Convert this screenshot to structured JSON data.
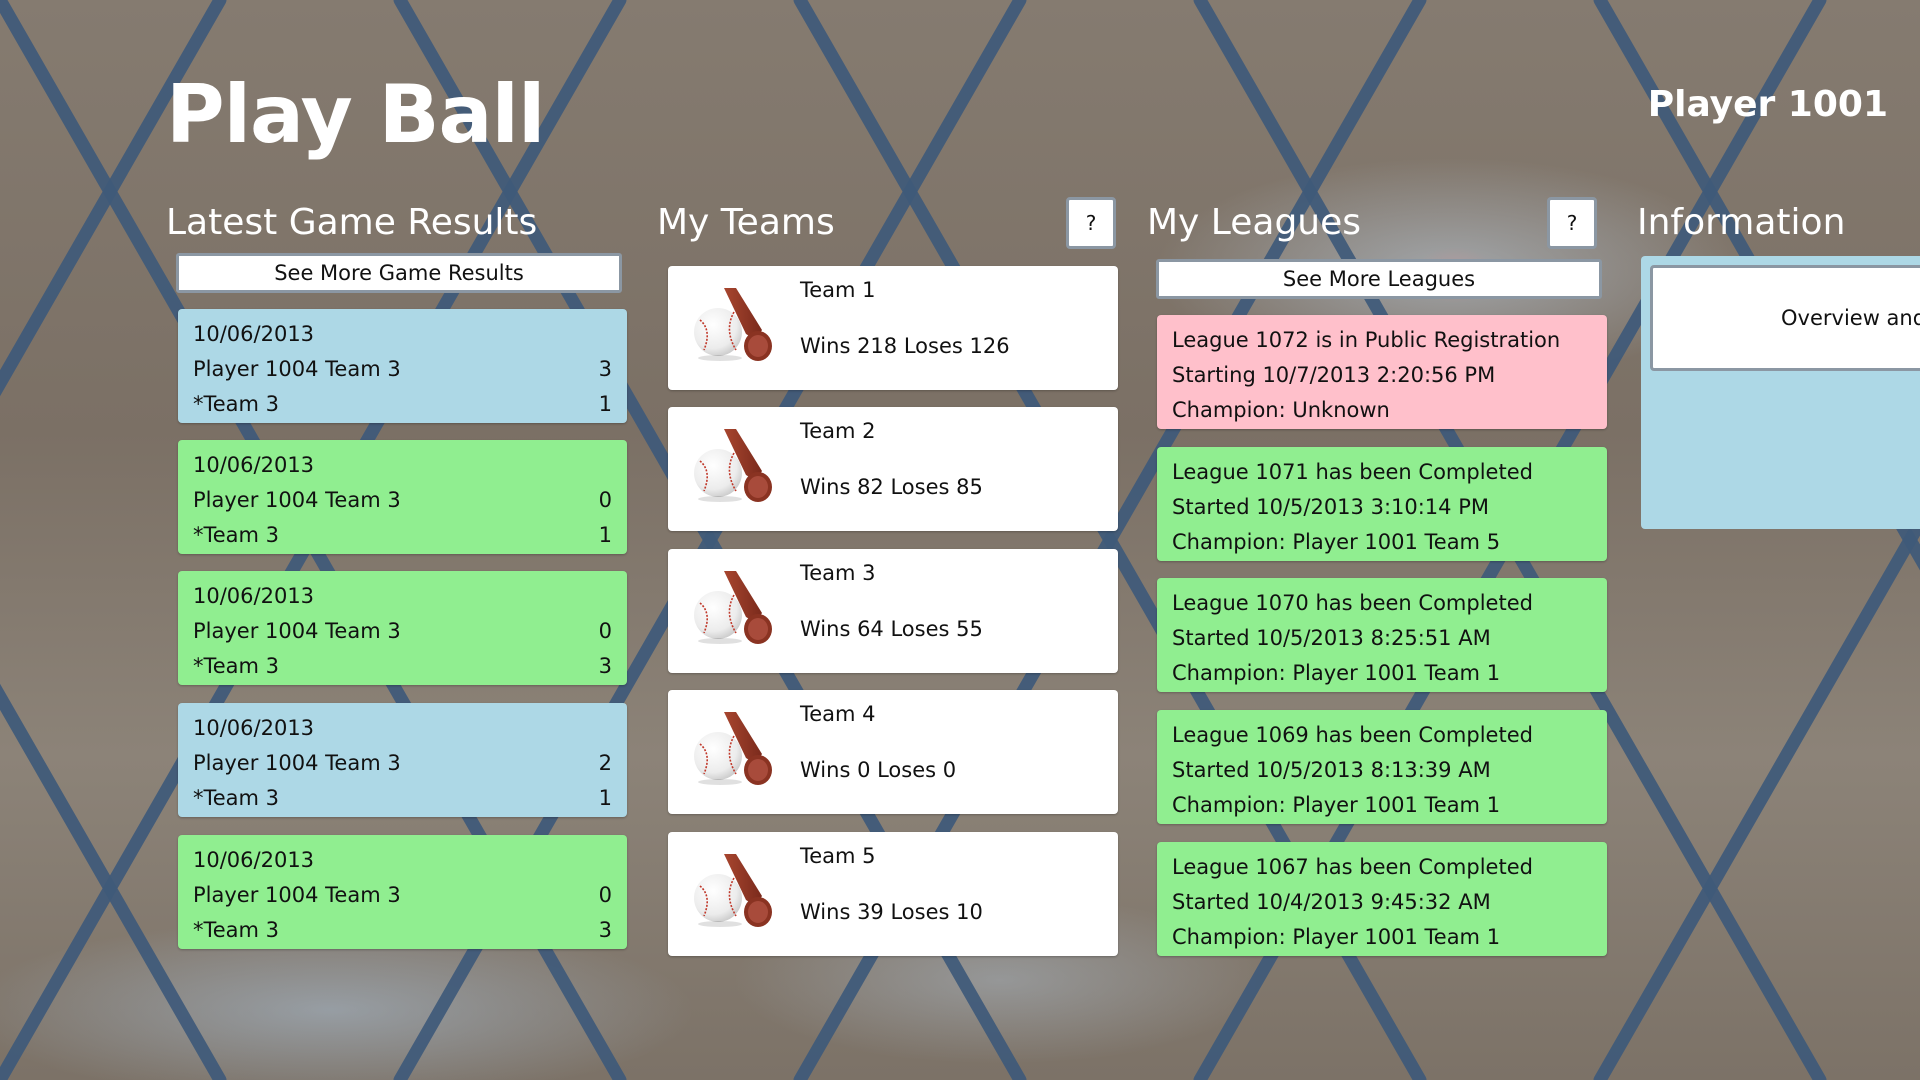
{
  "app": {
    "title": "Play Ball",
    "user": "Player 1001"
  },
  "colors": {
    "win": "#90ee90",
    "loss": "#add8e6",
    "registration": "#ffc0cb",
    "card": "#ffffff"
  },
  "games": {
    "header": "Latest Game Results",
    "see_more": "See More Game Results",
    "items": [
      {
        "date": "10/06/2013",
        "team_a": "Player 1004 Team 3",
        "score_a": "3",
        "team_b": "*Team 3",
        "score_b": "1",
        "status": "loss"
      },
      {
        "date": "10/06/2013",
        "team_a": "Player 1004 Team 3",
        "score_a": "0",
        "team_b": "*Team 3",
        "score_b": "1",
        "status": "win"
      },
      {
        "date": "10/06/2013",
        "team_a": "Player 1004 Team 3",
        "score_a": "0",
        "team_b": "*Team 3",
        "score_b": "3",
        "status": "win"
      },
      {
        "date": "10/06/2013",
        "team_a": "Player 1004 Team 3",
        "score_a": "2",
        "team_b": "*Team 3",
        "score_b": "1",
        "status": "loss"
      },
      {
        "date": "10/06/2013",
        "team_a": "Player 1004 Team 3",
        "score_a": "0",
        "team_b": "*Team 3",
        "score_b": "3",
        "status": "win"
      }
    ]
  },
  "teams": {
    "header": "My Teams",
    "help": "?",
    "icon": "baseball-bat-icon",
    "items": [
      {
        "name": "Team 1",
        "record": "Wins 218 Loses 126"
      },
      {
        "name": "Team 2",
        "record": "Wins 82 Loses 85"
      },
      {
        "name": "Team 3",
        "record": "Wins 64 Loses 55"
      },
      {
        "name": "Team 4",
        "record": "Wins 0 Loses 0"
      },
      {
        "name": "Team 5",
        "record": "Wins 39 Loses 10"
      }
    ]
  },
  "leagues": {
    "header": "My Leagues",
    "help": "?",
    "see_more": "See More Leagues",
    "items": [
      {
        "status_text": "League 1072 is in Public Registration",
        "start": "Starting 10/7/2013 2:20:56 PM",
        "champion": "Champion: Unknown",
        "status": "registration"
      },
      {
        "status_text": "League 1071 has been Completed",
        "start": "Started 10/5/2013 3:10:14 PM",
        "champion": "Champion: Player 1001 Team 5",
        "status": "completed"
      },
      {
        "status_text": "League 1070 has been Completed",
        "start": "Started 10/5/2013 8:25:51 AM",
        "champion": "Champion: Player 1001 Team 1",
        "status": "completed"
      },
      {
        "status_text": "League 1069 has been Completed",
        "start": "Started 10/5/2013 8:13:39 AM",
        "champion": "Champion: Player 1001 Team 1",
        "status": "completed"
      },
      {
        "status_text": "League 1067 has been Completed",
        "start": "Started 10/4/2013 9:45:32 AM",
        "champion": "Champion: Player 1001 Team 1",
        "status": "completed"
      }
    ]
  },
  "information": {
    "header": "Information",
    "tile_label": "Overview and"
  }
}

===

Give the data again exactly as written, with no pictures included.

Convert this screenshot to structured JSON data.
{
  "app": {
    "title": "Play Ball",
    "user": "Player 1001"
  },
  "colors": {
    "win": "#90ee90",
    "loss": "#add8e6",
    "registration": "#ffc0cb",
    "card": "#ffffff"
  },
  "games": {
    "header": "Latest Game Results",
    "see_more": "See More Game Results",
    "items": [
      {
        "date": "10/06/2013",
        "team_a": "Player 1004 Team 3",
        "score_a": "3",
        "team_b": "*Team 3",
        "score_b": "1",
        "status": "loss"
      },
      {
        "date": "10/06/2013",
        "team_a": "Player 1004 Team 3",
        "score_a": "0",
        "team_b": "*Team 3",
        "score_b": "1",
        "status": "win"
      },
      {
        "date": "10/06/2013",
        "team_a": "Player 1004 Team 3",
        "score_a": "0",
        "team_b": "*Team 3",
        "score_b": "3",
        "status": "win"
      },
      {
        "date": "10/06/2013",
        "team_a": "Player 1004 Team 3",
        "score_a": "2",
        "team_b": "*Team 3",
        "score_b": "1",
        "status": "loss"
      },
      {
        "date": "10/06/2013",
        "team_a": "Player 1004 Team 3",
        "score_a": "0",
        "team_b": "*Team 3",
        "score_b": "3",
        "status": "win"
      }
    ]
  },
  "teams": {
    "header": "My Teams",
    "help": "?",
    "icon": "baseball-bat-icon",
    "items": [
      {
        "name": "Team 1",
        "record": "Wins 218 Loses 126"
      },
      {
        "name": "Team 2",
        "record": "Wins 82 Loses 85"
      },
      {
        "name": "Team 3",
        "record": "Wins 64 Loses 55"
      },
      {
        "name": "Team 4",
        "record": "Wins 0 Loses 0"
      },
      {
        "name": "Team 5",
        "record": "Wins 39 Loses 10"
      }
    ]
  },
  "leagues": {
    "header": "My Leagues",
    "help": "?",
    "see_more": "See More Leagues",
    "items": [
      {
        "status_text": "League 1072 is in Public Registration",
        "start": "Starting 10/7/2013 2:20:56 PM",
        "champion": "Champion: Unknown",
        "status": "registration"
      },
      {
        "status_text": "League 1071 has been Completed",
        "start": "Started 10/5/2013 3:10:14 PM",
        "champion": "Champion: Player 1001 Team 5",
        "status": "completed"
      },
      {
        "status_text": "League 1070 has been Completed",
        "start": "Started 10/5/2013 8:25:51 AM",
        "champion": "Champion: Player 1001 Team 1",
        "status": "completed"
      },
      {
        "status_text": "League 1069 has been Completed",
        "start": "Started 10/5/2013 8:13:39 AM",
        "champion": "Champion: Player 1001 Team 1",
        "status": "completed"
      },
      {
        "status_text": "League 1067 has been Completed",
        "start": "Started 10/4/2013 9:45:32 AM",
        "champion": "Champion: Player 1001 Team 1",
        "status": "completed"
      }
    ]
  },
  "information": {
    "header": "Information",
    "tile_label": "Overview and"
  }
}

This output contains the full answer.